Task details - Reproduce every entry exactly, without alteration.

Records drawn from a dataset -
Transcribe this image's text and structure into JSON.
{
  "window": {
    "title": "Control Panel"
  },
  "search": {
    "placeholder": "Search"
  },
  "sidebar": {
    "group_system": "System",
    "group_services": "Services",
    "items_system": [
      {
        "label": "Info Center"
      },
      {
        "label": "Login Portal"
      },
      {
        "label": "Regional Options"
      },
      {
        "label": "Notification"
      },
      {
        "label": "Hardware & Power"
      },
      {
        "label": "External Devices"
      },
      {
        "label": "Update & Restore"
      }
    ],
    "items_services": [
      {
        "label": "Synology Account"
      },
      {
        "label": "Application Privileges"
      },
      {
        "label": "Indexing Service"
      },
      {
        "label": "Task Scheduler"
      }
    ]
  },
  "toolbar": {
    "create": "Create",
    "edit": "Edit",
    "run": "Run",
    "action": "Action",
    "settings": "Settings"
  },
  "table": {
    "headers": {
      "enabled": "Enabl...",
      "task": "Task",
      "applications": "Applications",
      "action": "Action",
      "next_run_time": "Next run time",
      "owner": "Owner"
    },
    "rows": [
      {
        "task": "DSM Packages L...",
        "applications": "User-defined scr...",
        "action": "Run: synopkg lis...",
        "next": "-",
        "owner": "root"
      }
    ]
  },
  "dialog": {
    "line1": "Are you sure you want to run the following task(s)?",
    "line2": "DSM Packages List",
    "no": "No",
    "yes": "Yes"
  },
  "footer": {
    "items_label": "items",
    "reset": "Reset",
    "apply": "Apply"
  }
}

Solution to the problem -
Transcribe this image's text and structure into JSON.
{
  "window": {
    "title": "Control Panel"
  },
  "search": {
    "placeholder": "Search"
  },
  "sidebar": {
    "group_system": "System",
    "group_services": "Services",
    "items_system": [
      {
        "label": "Info Center"
      },
      {
        "label": "Login Portal"
      },
      {
        "label": "Regional Options"
      },
      {
        "label": "Notification"
      },
      {
        "label": "Hardware & Power"
      },
      {
        "label": "External Devices"
      },
      {
        "label": "Update & Restore"
      }
    ],
    "items_services": [
      {
        "label": "Synology Account"
      },
      {
        "label": "Application Privileges"
      },
      {
        "label": "Indexing Service"
      },
      {
        "label": "Task Scheduler"
      }
    ]
  },
  "toolbar": {
    "create": "Create",
    "edit": "Edit",
    "run": "Run",
    "action": "Action",
    "settings": "Settings"
  },
  "table": {
    "headers": {
      "enabled": "Enabl...",
      "task": "Task",
      "applications": "Applications",
      "action": "Action",
      "next_run_time": "Next run time",
      "owner": "Owner"
    },
    "rows": [
      {
        "task": "DSM Packages L...",
        "applications": "User-defined scr...",
        "action": "Run: synopkg lis...",
        "next": "-",
        "owner": "root"
      }
    ]
  },
  "dialog": {
    "line1": "Are you sure you want to run the following task(s)?",
    "line2": "DSM Packages List",
    "no": "No",
    "yes": "Yes"
  },
  "footer": {
    "items_label": "items",
    "reset": "Reset",
    "apply": "Apply"
  }
}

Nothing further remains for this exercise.